We’re going to focus on the first two as the dangerous ones in terms of bad behavior. Fandom theory (which I’m studying this semester, so bear with me) came in a few waves and the first age of fandom basically thought of “Fandom as Utopia”, where outcasts came together to gather and create utopias that their lives could not be like. This theory of fan culture creation and subculture creation was disproven after they were big in the 60’s and 70’s (think Star Trek era) because these societies created ARE NOT UTOPIAS. People within subcultures are still mean, or petty, or aggressive. They still break rules. They still harass. And this is where those fallacies come in and where the culture of silence, I believe, held reign for so long. And still kind of does. Because a lot of folks come to subcultures, and to gaming and geekdom, because of wanting to feel included, then they feel uncomfortable by the notion of ostracizing anyone. They believe that friends ought to accept them for whoever they are, however they are, unreservedly.

In a perfect world, that would be fine. In a world where people still harass, manipulate, bully, demean and molest? Nope. Utopia does not exist. Sad to say it, folks but true.

So when people threw up their hands in the past and said ‘what can you do?’ when stories would come up about girls harassed at conventions, about women who had to walk the ‘casting couch’ to get work as a game designer, or who put up with sexual harassment at work just for the sake of working on a  project, or were gas-lighted by menfolk they worked with when they spoke up, it wasn’t a case of ‘what can you do’? It’s a case of what aren’t you doing.

The last few years have given me hope. The internet has exploded with posts by brave wonderful people, both men and women, who are standing up and shouting that ‘we can do something’. That the geek fallacies are FALSE and that people who break the rules about treatment of the opposite gender, who sexually harass and use the geek community to do it will be called out and will be prosecuted. I use that term: prosecuted, not persecuted. This isn’t about persecuting and making witch hunts but prosecuting actual criminal behavior, or enforcing guidelines against socially unacceptable behavior in public and communal atmospheres. And it does not just have to do with women, as has often been pointed out to me: there is plenty of bad behavior from women, enacted upon men in the community, that goes unspoken about and ignored. But there are people speaking out.

There are also people standing up. When they see bad behavior being done, they are working to correct where they can.
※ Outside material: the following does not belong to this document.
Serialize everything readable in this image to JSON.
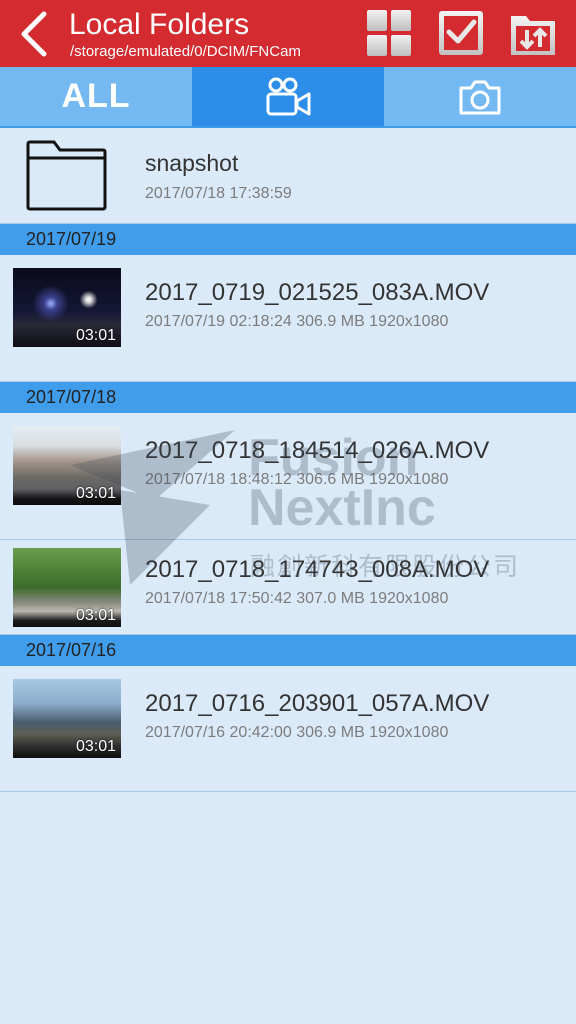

If a company chooses not to employ women and the issue comes up, as it has, about the lack of women in the gaming industry (such as during the conversation of #1reasonwhy), companies who stand for equality have stood to offer more work for women. They make known their beliefs through their actions to correct the situation by bringing what equilibrium they can, and to them I always say thank you. And there are those who stand up to act to create new spaces, such as the Different Games conference that is being organized, to give people who have been marginalized a place to represent. There are those who act in small ways, by offering support and care to those who have been on the receiving end of bad treatment. These are the folks you probably never see. They deserve credit. They stand up.

John’s post this week was full of outrage, and mine would be too – if I wasn’t so intimately familiar with the problem. I’m a woman, I’m a geek, I’ve been at this for years. So long I think that sometimes I run out of rage and instead fall into cynicism. But I’ve had opportunities instead lately to take that cynicism and turn it into action and turn it into a voice for support. And I’m going to keep doing that because that’s the way we combat fallacy, and combat those who believe they can hide their horrid and even criminal behavior behind a community I love.
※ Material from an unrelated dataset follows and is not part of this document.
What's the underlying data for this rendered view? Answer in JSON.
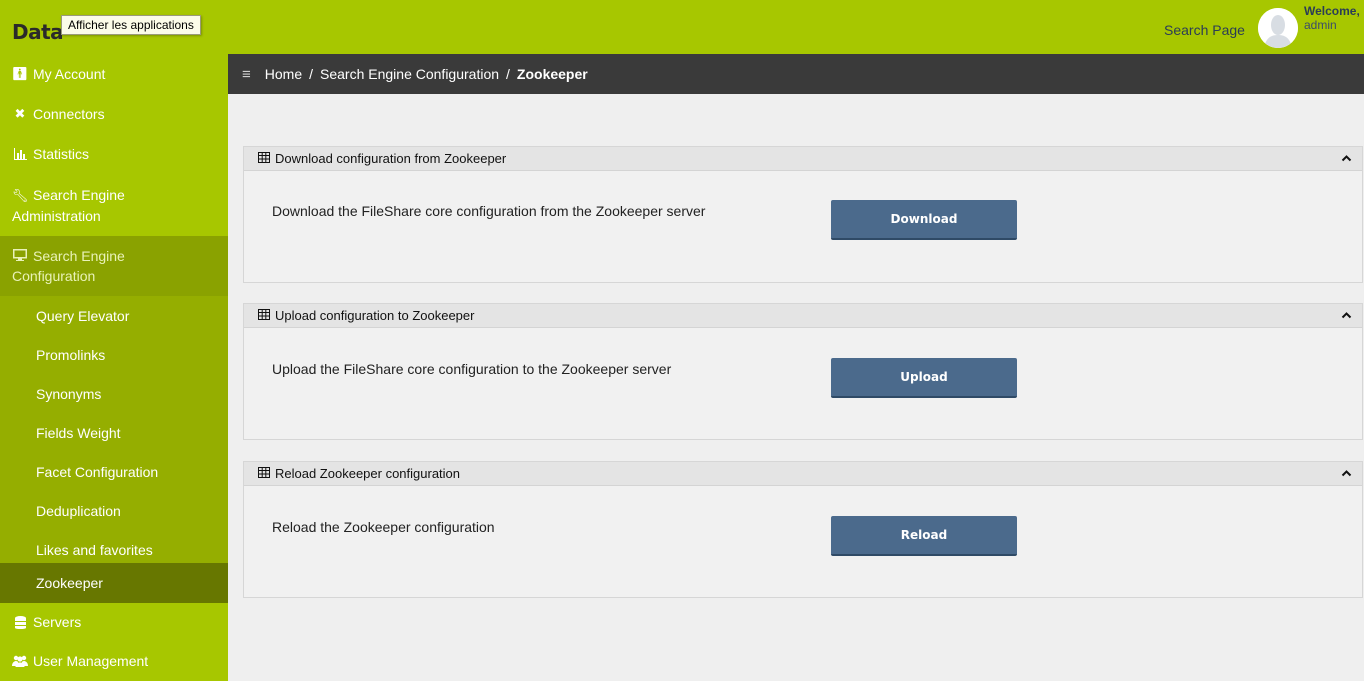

To them I say, sorry, buddy or lady. It’s no longer ‘what can you do?’ or ‘well, y’know, it’s just that…’ It’s now ‘this is our community too, and you’ve got no place to hide from eyes that are attached to people empowered to act, and speak, and enact change. Your sandbox was never just yours. It’s all of ours. And we don’t want it to be a place of harassment and inequality and shame.

And hate to say it, but the new way’s here to stay.